BEGIN MATERIAL FOR THIS EXERCISE

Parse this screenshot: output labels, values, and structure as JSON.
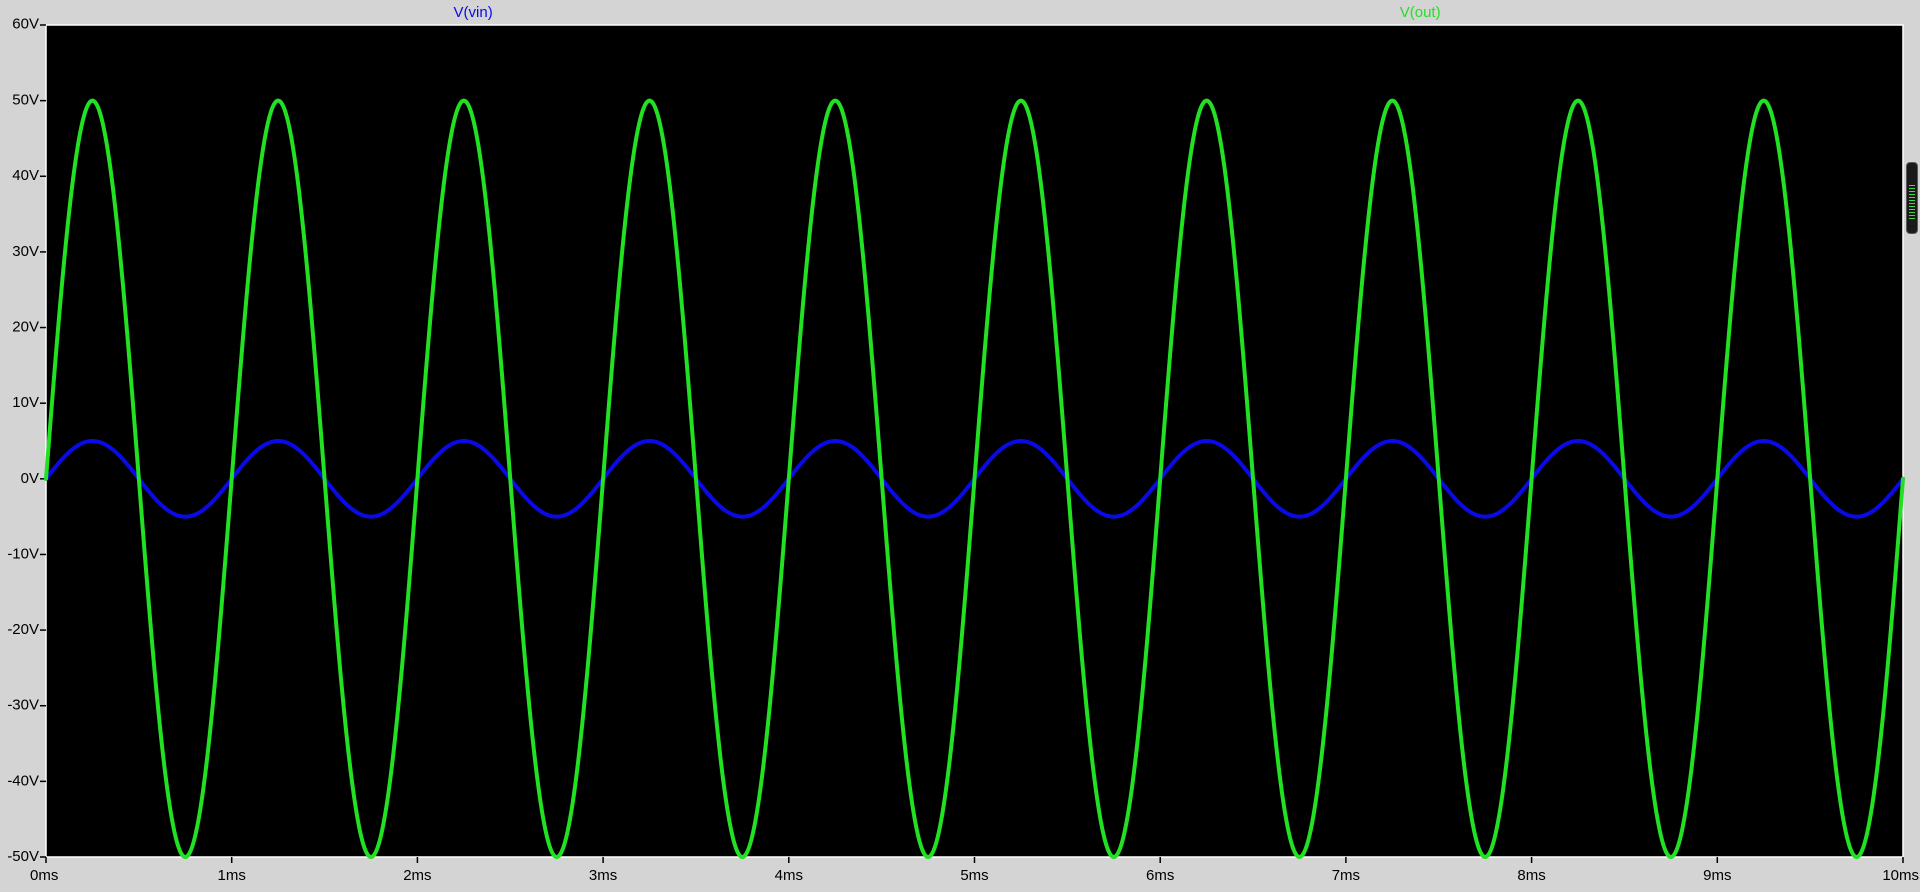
{
  "chart_data": {
    "type": "line",
    "title": "",
    "xlabel": "",
    "ylabel": "",
    "x_range": [
      0,
      10
    ],
    "x_unit": "ms",
    "xlim": [
      0,
      10
    ],
    "ylim": [
      -50,
      60
    ],
    "x_ticks": [
      "0ms",
      "1ms",
      "2ms",
      "3ms",
      "4ms",
      "5ms",
      "6ms",
      "7ms",
      "8ms",
      "9ms",
      "10ms"
    ],
    "y_ticks": [
      "60V",
      "50V",
      "40V",
      "30V",
      "20V",
      "10V",
      "0V",
      "-10V",
      "-20V",
      "-30V",
      "-40V",
      "-50V"
    ],
    "grid": false,
    "background": "#000000",
    "series": [
      {
        "name": "V(vin)",
        "color": "#0a0ae6",
        "waveform": "sine",
        "amplitude_V": 5,
        "frequency_kHz": 1,
        "offset_V": 0
      },
      {
        "name": "V(out)",
        "color": "#22e022",
        "waveform": "sine",
        "amplitude_V": 50,
        "frequency_kHz": 1,
        "offset_V": 0
      }
    ]
  }
}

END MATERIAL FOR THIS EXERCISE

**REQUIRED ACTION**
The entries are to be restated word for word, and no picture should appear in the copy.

**THE COMPLETED TASK**
Parse this screenshot: output labels, values, and structure as JSON.
{
  "chart_data": {
    "type": "line",
    "title": "",
    "xlabel": "",
    "ylabel": "",
    "x_range": [
      0,
      10
    ],
    "x_unit": "ms",
    "xlim": [
      0,
      10
    ],
    "ylim": [
      -50,
      60
    ],
    "x_ticks": [
      "0ms",
      "1ms",
      "2ms",
      "3ms",
      "4ms",
      "5ms",
      "6ms",
      "7ms",
      "8ms",
      "9ms",
      "10ms"
    ],
    "y_ticks": [
      "60V",
      "50V",
      "40V",
      "30V",
      "20V",
      "10V",
      "0V",
      "-10V",
      "-20V",
      "-30V",
      "-40V",
      "-50V"
    ],
    "grid": false,
    "background": "#000000",
    "series": [
      {
        "name": "V(vin)",
        "color": "#0a0ae6",
        "waveform": "sine",
        "amplitude_V": 5,
        "frequency_kHz": 1,
        "offset_V": 0
      },
      {
        "name": "V(out)",
        "color": "#22e022",
        "waveform": "sine",
        "amplitude_V": 50,
        "frequency_kHz": 1,
        "offset_V": 0
      }
    ]
  }
}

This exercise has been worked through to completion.